# [Data records]

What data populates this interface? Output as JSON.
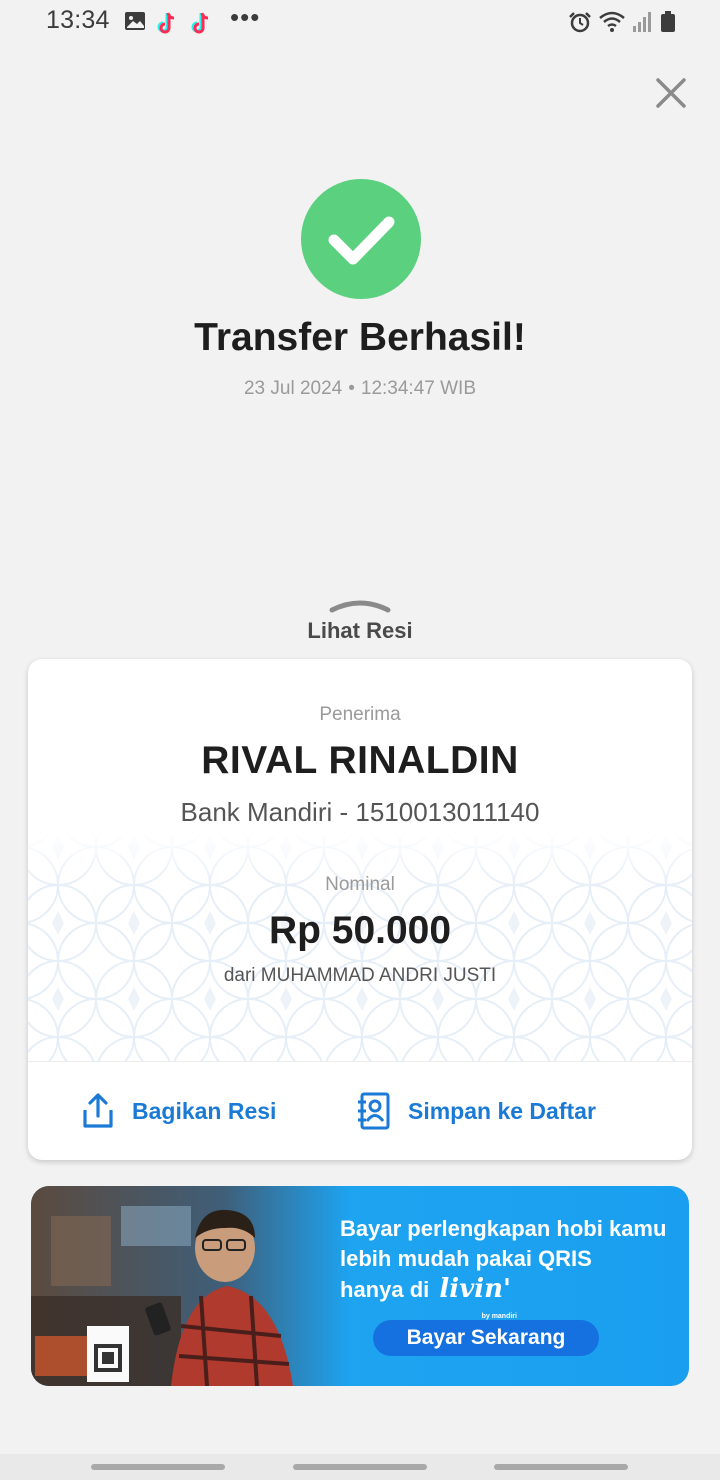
{
  "status_bar": {
    "time": "13:34",
    "dots": "•••",
    "icons": [
      "gallery-icon",
      "tiktok-icon",
      "tiktok-icon",
      "alarm-icon",
      "wifi-icon",
      "signal-icon",
      "battery-icon"
    ]
  },
  "close_icon": "close-icon",
  "success": {
    "icon": "check-icon",
    "title": "Transfer Berhasil!",
    "date": "23 Jul 2024",
    "separator": "•",
    "time": "12:34:47 WIB"
  },
  "receipt": {
    "toggle_label": "Lihat Resi",
    "recipient_label": "Penerima",
    "recipient_name": "RIVAL RINALDIN",
    "bank_account": "Bank Mandiri - 1510013011140",
    "amount_label": "Nominal",
    "amount": "Rp 50.000",
    "sender": "dari MUHAMMAD ANDRI JUSTI"
  },
  "actions": {
    "share_label": "Bagikan Resi",
    "save_label": "Simpan ke Daftar"
  },
  "promo": {
    "line1": "Bayar perlengkapan hobi kamu",
    "line2": "lebih mudah pakai QRIS",
    "line3": "hanya di",
    "brand": "livin'",
    "brand_sub": "by mandiri",
    "button_label": "Bayar Sekarang"
  },
  "colors": {
    "success_green": "#5bd07e",
    "action_blue": "#1b7ad6",
    "banner_blue": "#1da3f0",
    "button_blue": "#1571e0"
  }
}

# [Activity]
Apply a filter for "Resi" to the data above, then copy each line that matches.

# [Task answer]
    "toggle_label": "Lihat Resi",
    "share_label": "Bagikan Resi",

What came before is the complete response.